What you will do: From the entries below, gather every line containing the string "icon".

Data listing:
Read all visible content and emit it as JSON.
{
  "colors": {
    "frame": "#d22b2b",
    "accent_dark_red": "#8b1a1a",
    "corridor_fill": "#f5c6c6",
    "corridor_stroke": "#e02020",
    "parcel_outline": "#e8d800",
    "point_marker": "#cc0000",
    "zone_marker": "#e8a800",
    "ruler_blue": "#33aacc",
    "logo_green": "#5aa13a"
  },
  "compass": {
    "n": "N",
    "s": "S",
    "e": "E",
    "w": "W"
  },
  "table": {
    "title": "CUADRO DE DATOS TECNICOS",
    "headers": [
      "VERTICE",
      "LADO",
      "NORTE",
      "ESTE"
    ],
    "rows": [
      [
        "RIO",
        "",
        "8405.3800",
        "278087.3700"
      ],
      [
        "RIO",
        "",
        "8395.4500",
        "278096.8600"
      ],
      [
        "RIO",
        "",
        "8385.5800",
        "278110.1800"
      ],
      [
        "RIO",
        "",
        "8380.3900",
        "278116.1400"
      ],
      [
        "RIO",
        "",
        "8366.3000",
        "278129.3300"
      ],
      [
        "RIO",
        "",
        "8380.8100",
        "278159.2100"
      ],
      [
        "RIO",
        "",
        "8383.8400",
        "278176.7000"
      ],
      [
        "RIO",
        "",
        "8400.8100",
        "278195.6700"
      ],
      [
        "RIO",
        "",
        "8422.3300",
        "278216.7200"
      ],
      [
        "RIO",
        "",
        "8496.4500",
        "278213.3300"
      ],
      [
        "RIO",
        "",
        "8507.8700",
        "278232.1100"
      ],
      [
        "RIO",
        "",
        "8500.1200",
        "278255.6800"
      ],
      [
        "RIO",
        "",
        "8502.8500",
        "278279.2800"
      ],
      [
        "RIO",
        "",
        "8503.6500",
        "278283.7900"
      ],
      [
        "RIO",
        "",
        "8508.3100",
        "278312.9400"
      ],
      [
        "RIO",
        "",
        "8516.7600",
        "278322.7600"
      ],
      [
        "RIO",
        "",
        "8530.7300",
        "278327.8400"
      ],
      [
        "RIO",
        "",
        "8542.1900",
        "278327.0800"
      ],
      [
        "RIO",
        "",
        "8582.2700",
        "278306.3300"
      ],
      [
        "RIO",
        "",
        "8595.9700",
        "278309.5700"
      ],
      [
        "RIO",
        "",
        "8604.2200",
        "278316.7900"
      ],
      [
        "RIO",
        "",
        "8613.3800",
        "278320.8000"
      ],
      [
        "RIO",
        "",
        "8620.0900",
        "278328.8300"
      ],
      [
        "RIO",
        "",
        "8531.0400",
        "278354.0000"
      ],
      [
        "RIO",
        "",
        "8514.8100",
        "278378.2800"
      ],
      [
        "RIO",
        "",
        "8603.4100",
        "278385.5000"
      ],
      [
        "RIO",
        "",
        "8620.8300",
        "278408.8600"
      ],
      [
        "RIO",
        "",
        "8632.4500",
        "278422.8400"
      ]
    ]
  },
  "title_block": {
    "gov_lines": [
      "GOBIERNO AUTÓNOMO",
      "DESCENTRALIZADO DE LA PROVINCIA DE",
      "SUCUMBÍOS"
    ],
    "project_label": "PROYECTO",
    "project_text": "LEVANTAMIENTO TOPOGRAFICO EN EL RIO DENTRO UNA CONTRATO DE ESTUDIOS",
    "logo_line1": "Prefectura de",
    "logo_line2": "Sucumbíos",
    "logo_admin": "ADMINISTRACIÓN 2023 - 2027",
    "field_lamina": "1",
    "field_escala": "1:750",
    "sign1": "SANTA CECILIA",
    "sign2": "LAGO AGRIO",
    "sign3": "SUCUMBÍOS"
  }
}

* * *

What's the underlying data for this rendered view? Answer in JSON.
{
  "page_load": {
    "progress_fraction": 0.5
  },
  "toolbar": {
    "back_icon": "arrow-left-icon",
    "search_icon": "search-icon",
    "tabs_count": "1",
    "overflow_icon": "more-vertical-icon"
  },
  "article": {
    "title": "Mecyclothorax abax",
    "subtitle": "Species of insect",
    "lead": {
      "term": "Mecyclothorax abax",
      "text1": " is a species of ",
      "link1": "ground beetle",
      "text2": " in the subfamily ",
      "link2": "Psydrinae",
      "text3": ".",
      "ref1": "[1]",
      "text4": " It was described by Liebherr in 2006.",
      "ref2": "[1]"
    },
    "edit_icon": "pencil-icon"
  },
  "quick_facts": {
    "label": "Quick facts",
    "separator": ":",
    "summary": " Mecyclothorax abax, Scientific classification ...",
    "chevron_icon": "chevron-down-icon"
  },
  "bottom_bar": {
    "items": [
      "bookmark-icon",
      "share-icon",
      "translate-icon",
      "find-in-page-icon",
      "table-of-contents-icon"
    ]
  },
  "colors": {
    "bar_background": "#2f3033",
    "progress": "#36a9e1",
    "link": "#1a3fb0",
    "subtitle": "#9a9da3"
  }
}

Exercise result:
    "back_icon": "arrow-left-icon",
    "search_icon": "search-icon",
    "overflow_icon": "more-vertical-icon"
    "edit_icon": "pencil-icon"
    "chevron_icon": "chevron-down-icon"
      "bookmark-icon",
      "share-icon",
      "translate-icon",
      "find-in-page-icon",
      "table-of-contents-icon"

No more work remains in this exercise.